What to produce: All lines in the records that carry the string "this" are to be shown.

(Element data from apps and pages)
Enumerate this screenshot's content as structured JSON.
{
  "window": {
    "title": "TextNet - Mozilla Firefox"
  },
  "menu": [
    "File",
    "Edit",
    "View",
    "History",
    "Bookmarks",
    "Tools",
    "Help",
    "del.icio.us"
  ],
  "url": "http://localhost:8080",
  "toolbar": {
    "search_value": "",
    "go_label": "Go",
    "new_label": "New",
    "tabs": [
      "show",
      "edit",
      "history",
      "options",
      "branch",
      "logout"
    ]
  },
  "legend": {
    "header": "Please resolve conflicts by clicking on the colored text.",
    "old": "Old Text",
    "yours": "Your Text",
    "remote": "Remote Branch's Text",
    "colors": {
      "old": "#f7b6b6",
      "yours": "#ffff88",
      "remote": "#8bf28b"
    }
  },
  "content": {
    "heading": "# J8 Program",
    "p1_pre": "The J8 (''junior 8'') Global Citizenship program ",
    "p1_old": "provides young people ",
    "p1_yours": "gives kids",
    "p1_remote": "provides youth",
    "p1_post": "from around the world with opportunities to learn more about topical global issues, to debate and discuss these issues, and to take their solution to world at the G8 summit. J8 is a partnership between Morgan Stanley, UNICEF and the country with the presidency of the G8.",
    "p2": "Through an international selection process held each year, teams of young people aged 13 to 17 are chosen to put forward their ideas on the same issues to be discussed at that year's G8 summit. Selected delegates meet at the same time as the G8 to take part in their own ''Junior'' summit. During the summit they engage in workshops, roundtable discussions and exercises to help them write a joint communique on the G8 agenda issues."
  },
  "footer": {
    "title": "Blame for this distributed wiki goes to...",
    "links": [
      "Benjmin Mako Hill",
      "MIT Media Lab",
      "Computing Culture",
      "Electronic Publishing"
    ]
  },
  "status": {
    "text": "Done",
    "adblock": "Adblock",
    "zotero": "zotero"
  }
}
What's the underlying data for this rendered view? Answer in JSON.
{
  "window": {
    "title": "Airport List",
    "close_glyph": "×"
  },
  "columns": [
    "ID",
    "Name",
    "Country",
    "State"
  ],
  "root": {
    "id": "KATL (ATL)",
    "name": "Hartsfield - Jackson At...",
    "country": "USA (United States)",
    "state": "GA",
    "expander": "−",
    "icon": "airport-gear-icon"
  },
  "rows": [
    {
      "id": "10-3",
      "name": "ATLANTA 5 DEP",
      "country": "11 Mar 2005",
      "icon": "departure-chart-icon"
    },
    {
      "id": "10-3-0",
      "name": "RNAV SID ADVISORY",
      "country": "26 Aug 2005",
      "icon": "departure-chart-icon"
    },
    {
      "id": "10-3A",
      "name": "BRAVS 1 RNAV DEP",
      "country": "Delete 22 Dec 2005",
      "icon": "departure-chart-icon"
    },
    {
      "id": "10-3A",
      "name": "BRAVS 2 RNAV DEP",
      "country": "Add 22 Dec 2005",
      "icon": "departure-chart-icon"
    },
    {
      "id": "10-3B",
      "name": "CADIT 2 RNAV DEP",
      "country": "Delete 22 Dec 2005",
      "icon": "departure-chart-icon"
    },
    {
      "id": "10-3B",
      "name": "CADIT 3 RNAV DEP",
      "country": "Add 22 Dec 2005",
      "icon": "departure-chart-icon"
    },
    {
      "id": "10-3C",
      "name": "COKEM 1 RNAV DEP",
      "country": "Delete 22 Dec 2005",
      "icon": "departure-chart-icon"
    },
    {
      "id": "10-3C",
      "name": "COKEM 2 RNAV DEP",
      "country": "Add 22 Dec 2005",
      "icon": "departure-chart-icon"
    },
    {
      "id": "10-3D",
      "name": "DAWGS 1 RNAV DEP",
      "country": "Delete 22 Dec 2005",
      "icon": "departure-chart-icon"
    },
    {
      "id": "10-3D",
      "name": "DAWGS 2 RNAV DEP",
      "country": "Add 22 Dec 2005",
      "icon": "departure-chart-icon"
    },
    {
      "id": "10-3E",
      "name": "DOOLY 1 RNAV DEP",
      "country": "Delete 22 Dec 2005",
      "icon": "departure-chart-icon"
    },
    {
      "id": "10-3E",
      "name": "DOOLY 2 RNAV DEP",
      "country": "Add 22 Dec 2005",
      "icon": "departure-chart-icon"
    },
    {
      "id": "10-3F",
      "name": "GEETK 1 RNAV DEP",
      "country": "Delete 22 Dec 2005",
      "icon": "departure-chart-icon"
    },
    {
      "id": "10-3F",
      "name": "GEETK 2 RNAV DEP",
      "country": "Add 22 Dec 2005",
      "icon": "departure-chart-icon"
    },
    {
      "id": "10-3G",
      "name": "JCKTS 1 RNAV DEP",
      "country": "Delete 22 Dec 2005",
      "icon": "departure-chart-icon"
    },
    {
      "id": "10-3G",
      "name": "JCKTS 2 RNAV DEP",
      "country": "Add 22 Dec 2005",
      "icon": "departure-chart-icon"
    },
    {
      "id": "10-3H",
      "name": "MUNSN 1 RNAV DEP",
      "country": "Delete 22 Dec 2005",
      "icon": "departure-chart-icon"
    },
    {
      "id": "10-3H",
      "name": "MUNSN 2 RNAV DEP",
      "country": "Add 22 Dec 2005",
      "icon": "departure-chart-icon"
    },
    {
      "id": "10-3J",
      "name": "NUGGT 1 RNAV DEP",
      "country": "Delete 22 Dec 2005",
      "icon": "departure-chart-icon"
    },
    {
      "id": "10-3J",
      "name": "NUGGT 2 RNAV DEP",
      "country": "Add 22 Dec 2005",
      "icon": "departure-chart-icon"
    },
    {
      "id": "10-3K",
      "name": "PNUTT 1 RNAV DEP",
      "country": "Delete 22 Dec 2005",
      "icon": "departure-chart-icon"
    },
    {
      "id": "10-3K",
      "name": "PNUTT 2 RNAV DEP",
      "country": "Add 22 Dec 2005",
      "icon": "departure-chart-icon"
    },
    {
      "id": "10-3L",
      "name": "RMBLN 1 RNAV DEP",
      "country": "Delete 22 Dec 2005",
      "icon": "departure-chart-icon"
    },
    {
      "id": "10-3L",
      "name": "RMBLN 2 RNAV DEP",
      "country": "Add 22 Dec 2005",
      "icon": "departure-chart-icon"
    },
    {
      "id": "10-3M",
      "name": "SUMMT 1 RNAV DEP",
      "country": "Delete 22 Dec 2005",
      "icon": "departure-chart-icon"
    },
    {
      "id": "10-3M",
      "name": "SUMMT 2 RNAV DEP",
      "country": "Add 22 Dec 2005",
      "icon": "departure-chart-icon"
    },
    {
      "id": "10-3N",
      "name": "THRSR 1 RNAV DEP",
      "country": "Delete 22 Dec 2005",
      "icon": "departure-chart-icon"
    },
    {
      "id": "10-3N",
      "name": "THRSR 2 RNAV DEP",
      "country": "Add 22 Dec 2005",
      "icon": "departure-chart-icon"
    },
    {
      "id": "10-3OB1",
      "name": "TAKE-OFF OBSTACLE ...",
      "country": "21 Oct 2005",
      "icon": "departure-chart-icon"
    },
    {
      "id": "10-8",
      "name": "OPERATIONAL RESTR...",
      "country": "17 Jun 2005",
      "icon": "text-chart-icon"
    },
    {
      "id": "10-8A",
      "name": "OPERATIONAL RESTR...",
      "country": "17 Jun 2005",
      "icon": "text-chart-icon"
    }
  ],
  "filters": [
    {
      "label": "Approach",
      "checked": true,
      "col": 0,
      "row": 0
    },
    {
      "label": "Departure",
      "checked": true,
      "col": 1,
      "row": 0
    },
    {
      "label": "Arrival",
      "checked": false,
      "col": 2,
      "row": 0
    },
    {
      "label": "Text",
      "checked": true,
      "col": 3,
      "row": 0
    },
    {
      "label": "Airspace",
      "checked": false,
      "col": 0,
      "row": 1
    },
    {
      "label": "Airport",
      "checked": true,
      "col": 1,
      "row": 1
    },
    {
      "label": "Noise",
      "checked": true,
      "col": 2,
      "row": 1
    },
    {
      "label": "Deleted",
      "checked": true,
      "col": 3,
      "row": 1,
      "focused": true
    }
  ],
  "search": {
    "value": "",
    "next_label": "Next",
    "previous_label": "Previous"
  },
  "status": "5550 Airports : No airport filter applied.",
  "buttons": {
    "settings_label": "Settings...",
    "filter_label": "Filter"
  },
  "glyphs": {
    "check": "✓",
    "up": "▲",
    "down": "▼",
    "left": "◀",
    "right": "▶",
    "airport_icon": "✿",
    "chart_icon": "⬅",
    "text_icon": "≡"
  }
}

Response:
Enumerate this screenshot's content as structured JSON.
    "title": "Blame for this distributed wiki goes to...",
What's the underlying data for this rendered view? Answer in JSON.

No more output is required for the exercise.